|Typically comes automatically equipped with 4K UHD discs and the latest 4K TVs and gaming consoles||Often exclusive to 4K UHD, to the frustration of HD TV owners|
|No one HDR standard means there are many great options available, from HDR10 to Dolby Vision and several others in between||Costs more money for tech to be HDR equipped|
|Becoming more affordable lately||Makes SD and DVD technology seem obsolete|
HD vs. HDR: Which is Better?
So, now that the differences between HD and HDR have been made clear, which is truly superior?
Ultimately, the question isn’t so black and white. We know HD and HDR are both improvements over the SD standards of the past. Also, we know that HD and HDR are becoming more and more affordable these days. Likewise, we know that HD and HDR are not mutually exclusive. You can have an HD TV without HDR, but you cannot have HDR without also having an HD display. For this reason, it only seems fair to say HD is better than HDR.
It’s about more than just the simple fact that HD can exist without HDR. It also has to do with the many minor issues with HDR that still need to be ironed out. HDR can occasionally make human skin appear sickly or off-colored on-screen. It can also do the same with other hard-to-replicate colors, such as sunsets or other natural phenomena. The same goes for fast-moving images like car chase scenes or sporting events, where HDR struggles to keep up.

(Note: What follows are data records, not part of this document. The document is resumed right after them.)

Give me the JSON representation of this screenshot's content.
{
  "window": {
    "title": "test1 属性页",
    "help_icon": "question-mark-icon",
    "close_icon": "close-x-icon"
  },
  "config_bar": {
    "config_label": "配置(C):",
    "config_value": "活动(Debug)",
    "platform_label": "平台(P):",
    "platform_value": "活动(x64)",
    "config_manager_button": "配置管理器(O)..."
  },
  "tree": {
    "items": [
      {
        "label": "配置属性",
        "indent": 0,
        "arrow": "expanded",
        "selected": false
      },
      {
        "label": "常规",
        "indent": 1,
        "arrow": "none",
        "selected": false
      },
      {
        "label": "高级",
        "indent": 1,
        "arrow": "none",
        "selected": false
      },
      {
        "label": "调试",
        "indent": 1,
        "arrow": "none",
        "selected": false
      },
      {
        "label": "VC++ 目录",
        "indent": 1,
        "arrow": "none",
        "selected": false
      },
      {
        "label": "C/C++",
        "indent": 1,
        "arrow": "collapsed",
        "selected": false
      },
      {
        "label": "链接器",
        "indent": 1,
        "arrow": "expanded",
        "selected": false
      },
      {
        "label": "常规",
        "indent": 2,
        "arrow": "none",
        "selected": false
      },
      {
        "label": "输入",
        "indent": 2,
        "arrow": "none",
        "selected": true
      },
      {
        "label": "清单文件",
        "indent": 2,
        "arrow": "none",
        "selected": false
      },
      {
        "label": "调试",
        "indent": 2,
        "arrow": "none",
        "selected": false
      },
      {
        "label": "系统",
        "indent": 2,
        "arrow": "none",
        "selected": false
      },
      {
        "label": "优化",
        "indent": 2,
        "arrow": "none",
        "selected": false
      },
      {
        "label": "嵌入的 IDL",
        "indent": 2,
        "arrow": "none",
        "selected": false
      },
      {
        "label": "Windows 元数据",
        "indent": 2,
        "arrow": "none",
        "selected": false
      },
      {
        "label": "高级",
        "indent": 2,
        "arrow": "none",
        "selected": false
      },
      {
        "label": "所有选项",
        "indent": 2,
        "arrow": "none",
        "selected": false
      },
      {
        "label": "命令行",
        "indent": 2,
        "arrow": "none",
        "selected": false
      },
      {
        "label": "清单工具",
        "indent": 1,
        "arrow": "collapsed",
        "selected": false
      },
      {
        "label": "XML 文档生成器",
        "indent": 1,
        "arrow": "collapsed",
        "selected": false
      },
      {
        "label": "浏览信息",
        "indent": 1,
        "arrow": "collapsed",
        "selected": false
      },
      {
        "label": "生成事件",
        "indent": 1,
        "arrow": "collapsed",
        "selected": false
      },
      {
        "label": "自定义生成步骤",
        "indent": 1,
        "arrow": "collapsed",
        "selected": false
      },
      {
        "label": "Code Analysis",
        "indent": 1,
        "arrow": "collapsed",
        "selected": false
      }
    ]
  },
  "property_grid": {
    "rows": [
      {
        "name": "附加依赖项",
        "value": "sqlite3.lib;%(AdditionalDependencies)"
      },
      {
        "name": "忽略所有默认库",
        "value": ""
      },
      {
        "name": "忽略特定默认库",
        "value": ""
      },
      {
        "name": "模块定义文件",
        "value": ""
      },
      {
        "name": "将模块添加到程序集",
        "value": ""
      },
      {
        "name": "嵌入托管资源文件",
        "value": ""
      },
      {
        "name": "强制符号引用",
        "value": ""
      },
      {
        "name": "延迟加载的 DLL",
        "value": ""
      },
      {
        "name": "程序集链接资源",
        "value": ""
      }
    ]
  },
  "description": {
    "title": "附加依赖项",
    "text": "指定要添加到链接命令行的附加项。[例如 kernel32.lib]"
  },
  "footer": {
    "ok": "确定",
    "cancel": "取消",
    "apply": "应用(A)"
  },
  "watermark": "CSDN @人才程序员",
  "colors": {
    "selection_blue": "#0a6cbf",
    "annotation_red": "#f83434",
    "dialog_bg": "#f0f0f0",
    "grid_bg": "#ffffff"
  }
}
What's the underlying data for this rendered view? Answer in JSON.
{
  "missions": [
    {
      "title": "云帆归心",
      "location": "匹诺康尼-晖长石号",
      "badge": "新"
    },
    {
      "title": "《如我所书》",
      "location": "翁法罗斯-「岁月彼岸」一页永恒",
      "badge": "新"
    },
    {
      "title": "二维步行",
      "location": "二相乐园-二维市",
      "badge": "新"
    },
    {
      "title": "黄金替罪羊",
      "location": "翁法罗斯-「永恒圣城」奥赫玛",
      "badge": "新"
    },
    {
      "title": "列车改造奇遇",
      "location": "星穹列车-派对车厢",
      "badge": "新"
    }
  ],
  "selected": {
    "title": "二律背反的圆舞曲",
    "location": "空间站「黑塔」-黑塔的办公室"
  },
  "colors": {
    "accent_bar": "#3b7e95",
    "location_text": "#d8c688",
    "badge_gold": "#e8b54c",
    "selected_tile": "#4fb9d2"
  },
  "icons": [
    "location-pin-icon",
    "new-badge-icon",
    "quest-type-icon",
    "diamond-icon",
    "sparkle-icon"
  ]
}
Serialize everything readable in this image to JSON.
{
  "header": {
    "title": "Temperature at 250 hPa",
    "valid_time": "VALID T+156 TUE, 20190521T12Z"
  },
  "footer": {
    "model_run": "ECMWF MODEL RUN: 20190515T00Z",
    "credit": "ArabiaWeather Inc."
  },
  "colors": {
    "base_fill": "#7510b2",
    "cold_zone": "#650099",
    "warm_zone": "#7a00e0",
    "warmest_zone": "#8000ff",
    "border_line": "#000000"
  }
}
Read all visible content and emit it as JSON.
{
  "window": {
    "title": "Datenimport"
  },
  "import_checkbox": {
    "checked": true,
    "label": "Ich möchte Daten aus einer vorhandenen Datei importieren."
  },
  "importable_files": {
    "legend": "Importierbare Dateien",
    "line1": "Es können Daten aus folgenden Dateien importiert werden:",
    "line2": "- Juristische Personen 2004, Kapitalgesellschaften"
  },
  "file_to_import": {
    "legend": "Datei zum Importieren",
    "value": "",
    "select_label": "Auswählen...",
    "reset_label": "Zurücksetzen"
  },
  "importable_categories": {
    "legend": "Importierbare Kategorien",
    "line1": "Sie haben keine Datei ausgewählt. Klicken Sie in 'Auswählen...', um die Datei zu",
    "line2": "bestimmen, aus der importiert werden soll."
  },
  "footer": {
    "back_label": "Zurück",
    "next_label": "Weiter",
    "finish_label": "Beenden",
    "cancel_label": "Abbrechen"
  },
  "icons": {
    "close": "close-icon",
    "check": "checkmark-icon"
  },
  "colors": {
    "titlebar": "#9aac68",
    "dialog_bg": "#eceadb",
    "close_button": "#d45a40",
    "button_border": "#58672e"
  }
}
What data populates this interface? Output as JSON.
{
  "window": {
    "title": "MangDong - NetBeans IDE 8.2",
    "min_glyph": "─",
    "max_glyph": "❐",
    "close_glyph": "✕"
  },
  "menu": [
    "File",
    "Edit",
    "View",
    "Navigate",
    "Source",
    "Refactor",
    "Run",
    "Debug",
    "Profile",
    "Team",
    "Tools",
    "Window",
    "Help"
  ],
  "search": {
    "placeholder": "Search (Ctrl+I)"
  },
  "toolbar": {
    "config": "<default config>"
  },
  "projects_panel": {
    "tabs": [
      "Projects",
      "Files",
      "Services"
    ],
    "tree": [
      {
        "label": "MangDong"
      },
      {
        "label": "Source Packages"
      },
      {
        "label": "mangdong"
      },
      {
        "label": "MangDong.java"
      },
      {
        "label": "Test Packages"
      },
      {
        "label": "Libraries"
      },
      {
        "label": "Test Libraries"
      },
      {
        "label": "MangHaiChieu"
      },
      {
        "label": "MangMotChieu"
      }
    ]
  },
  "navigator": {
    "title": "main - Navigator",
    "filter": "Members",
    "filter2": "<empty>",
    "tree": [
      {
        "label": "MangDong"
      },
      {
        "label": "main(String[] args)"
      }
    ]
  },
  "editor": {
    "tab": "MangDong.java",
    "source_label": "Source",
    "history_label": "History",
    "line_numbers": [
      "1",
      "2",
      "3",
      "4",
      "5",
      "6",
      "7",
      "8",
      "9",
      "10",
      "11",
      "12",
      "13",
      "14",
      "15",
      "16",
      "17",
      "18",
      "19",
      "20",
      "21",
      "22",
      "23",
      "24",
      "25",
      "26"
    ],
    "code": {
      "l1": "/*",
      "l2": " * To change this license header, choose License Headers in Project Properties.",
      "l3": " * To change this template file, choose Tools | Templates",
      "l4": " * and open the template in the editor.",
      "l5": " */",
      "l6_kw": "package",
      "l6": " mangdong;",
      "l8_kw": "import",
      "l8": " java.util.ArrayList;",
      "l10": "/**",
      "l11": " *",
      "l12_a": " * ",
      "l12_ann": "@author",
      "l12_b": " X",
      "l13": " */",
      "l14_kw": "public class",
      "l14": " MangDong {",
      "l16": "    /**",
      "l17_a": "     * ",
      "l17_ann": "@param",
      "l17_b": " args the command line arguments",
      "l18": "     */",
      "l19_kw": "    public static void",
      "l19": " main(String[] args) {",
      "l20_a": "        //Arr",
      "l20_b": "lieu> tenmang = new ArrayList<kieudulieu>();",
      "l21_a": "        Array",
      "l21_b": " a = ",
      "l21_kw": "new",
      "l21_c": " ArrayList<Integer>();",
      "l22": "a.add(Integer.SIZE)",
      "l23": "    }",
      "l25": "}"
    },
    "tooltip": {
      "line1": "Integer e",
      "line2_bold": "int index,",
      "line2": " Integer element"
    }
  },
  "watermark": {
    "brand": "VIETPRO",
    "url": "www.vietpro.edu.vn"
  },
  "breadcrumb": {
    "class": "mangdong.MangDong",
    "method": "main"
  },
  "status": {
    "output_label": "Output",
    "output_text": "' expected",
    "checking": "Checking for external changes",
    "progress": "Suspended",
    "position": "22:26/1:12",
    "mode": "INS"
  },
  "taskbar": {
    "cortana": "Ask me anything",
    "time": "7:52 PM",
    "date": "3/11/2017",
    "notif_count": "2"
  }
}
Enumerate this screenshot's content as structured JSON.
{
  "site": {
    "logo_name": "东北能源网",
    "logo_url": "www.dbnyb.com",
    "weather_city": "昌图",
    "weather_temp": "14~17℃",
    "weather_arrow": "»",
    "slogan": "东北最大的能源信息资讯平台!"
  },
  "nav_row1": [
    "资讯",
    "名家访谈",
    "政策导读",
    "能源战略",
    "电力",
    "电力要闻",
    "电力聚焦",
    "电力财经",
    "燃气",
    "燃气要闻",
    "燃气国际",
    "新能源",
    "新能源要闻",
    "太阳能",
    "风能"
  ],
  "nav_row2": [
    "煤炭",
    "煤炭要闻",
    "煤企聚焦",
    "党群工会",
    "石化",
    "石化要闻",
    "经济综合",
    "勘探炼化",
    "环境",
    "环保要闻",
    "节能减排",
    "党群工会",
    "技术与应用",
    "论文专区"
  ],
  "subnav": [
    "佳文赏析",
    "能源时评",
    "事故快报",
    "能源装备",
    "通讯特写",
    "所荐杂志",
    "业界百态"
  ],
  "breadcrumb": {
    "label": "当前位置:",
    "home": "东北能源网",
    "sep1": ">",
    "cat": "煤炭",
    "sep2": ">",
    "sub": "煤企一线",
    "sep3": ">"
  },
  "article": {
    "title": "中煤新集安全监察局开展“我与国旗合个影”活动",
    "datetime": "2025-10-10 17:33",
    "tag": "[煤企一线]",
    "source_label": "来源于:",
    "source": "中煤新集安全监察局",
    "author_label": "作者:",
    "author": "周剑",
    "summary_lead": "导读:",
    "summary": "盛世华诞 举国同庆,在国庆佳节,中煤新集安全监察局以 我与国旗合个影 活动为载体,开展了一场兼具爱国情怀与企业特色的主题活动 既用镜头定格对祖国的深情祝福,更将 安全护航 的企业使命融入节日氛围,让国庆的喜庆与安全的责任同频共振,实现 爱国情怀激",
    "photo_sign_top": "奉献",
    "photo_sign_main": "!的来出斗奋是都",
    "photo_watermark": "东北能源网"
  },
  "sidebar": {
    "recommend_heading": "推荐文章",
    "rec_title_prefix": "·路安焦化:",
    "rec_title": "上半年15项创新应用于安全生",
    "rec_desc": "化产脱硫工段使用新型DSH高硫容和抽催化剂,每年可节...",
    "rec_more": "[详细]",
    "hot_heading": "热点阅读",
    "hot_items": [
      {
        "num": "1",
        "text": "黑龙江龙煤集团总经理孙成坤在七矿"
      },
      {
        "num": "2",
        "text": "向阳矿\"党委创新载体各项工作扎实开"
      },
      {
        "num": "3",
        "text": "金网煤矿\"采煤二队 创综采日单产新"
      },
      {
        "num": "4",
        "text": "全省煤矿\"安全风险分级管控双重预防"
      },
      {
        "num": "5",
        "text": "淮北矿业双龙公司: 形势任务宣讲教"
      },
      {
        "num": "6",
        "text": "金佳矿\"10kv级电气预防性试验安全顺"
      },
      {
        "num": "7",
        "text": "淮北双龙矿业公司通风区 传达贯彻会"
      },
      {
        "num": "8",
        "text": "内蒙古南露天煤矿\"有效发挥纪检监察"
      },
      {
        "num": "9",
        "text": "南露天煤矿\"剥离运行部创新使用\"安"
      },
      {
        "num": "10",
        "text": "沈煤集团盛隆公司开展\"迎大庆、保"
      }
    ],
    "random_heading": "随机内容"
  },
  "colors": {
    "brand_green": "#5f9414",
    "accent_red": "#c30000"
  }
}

In the end, HD isn’t responsible for these problems because it’s only there to display images—it has nothing to do with the altered color gamut of HDR.